The first of Tommy Bowe’s two fine touchdowns came with only three minutes on the clock following a break by the excellent Jamie Heaslip and a pinpoint grubber by Jonathan Sexton, making his RBS 6 Nations debut.
The fact that he was taken out after threading a perfect ball in behind England’s vulnerable left wing, Ugo Moyne, did not faze him.
He received treatment, got up, took the conversion and although he missed, that also failed to bother him.
It wasn’t his only miscue off the tee on what was a difficult day for the Irish kicker and his English counterpart, Jonny Wilkinson, with the wind — and at times the rain — conspiring to thwart both of them.

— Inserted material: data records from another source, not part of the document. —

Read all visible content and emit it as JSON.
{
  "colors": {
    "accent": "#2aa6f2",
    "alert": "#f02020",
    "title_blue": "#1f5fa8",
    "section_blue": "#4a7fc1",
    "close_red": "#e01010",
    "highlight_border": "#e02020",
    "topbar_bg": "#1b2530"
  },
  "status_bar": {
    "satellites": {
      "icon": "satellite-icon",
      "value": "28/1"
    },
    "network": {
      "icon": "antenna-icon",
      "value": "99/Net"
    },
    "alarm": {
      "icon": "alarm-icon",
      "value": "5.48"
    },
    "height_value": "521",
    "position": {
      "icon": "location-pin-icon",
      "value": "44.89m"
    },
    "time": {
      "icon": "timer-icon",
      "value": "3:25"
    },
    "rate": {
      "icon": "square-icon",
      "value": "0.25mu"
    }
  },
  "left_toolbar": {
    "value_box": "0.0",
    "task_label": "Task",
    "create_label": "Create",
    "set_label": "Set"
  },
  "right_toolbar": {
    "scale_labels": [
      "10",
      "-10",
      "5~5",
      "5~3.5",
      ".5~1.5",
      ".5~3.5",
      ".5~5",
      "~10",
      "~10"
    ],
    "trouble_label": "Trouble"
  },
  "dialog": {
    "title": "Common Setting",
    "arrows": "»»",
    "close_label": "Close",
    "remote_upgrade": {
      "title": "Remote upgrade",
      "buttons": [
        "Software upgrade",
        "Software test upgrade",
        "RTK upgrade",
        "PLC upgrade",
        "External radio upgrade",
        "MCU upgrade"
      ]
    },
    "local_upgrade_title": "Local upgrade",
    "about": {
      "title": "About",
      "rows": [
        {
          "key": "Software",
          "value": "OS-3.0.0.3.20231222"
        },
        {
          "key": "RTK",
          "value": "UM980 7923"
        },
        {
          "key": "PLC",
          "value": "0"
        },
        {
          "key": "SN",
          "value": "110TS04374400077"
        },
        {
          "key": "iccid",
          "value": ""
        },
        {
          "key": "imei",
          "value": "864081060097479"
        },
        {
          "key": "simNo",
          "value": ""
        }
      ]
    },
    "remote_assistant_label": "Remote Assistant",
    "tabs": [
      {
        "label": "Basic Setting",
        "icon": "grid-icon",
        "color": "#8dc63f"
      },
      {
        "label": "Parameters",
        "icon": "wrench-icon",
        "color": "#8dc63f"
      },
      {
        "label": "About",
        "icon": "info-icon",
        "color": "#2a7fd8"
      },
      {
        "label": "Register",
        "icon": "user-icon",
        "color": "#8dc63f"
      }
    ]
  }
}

Wilkinson missed two second half penalties; Sexton, in the course of the afternoon, missed two conversions and a brace of penalties.
That said, he did enough that was good to vindicate Declan Kidney’s bold decision to include him ahead of Ronan O’Gara.
Certainly Bowe saw a lot more of the ball courtesy of Sexton than was the case in either of the open
ing two matches in which O’Gara wore the number 10 jersey.
Ireland deserve credit for much of what they did, and criticism for some things too. Once again their concession of penalties was a problem as a count of 14-6 in England’s favour shows.
And there were times when they worked themselves to within striking distance of the English line but Ireland failed to make those visits deep into the hosts’ 22 count.
On the plus side it was impressive to see how they responded when, in the 71st minute, they slipped into arrears for the first time in the match.
Having lost skipper Brian O’Driscoll six minutes earlier when Paul O’Connell’s knee banged into his head, the concession of the drop goal which put England 16-3 up was a massive double whammy.
Here Declan Kidney earned his wages, both for his tactical nous and his man-management skills, for four of those he introduced
from the bench — O’Gara, Leo Cullen, both of whom he had dropped, Shane Jennings and Eoin Reddan — figured prominently in the creation of a superb match-winning try by Bowe.
O’Gara’s conversion meant a penalty or drop goal was no good to England.
In between Bowe’s brace, Ireland’s other winger, Keith Earls, went over for a 55th minute score after a well-worked move.
With the pack applying the pressure and recycling the ball close to the line, half-backs Tomas O’Leary and Sexton picked the lock with two slick passes and Earls was in.
England responded five minutes later with a video-confirmed try by tighthead Dan Cole to reward good work by his pack, with Wilkinson converting to tie the scores at 13-13.
Tense, dramatic, passionate, exciting, bruising.
So a blip in Paris? Probably; this team isn’t a spent force just yet.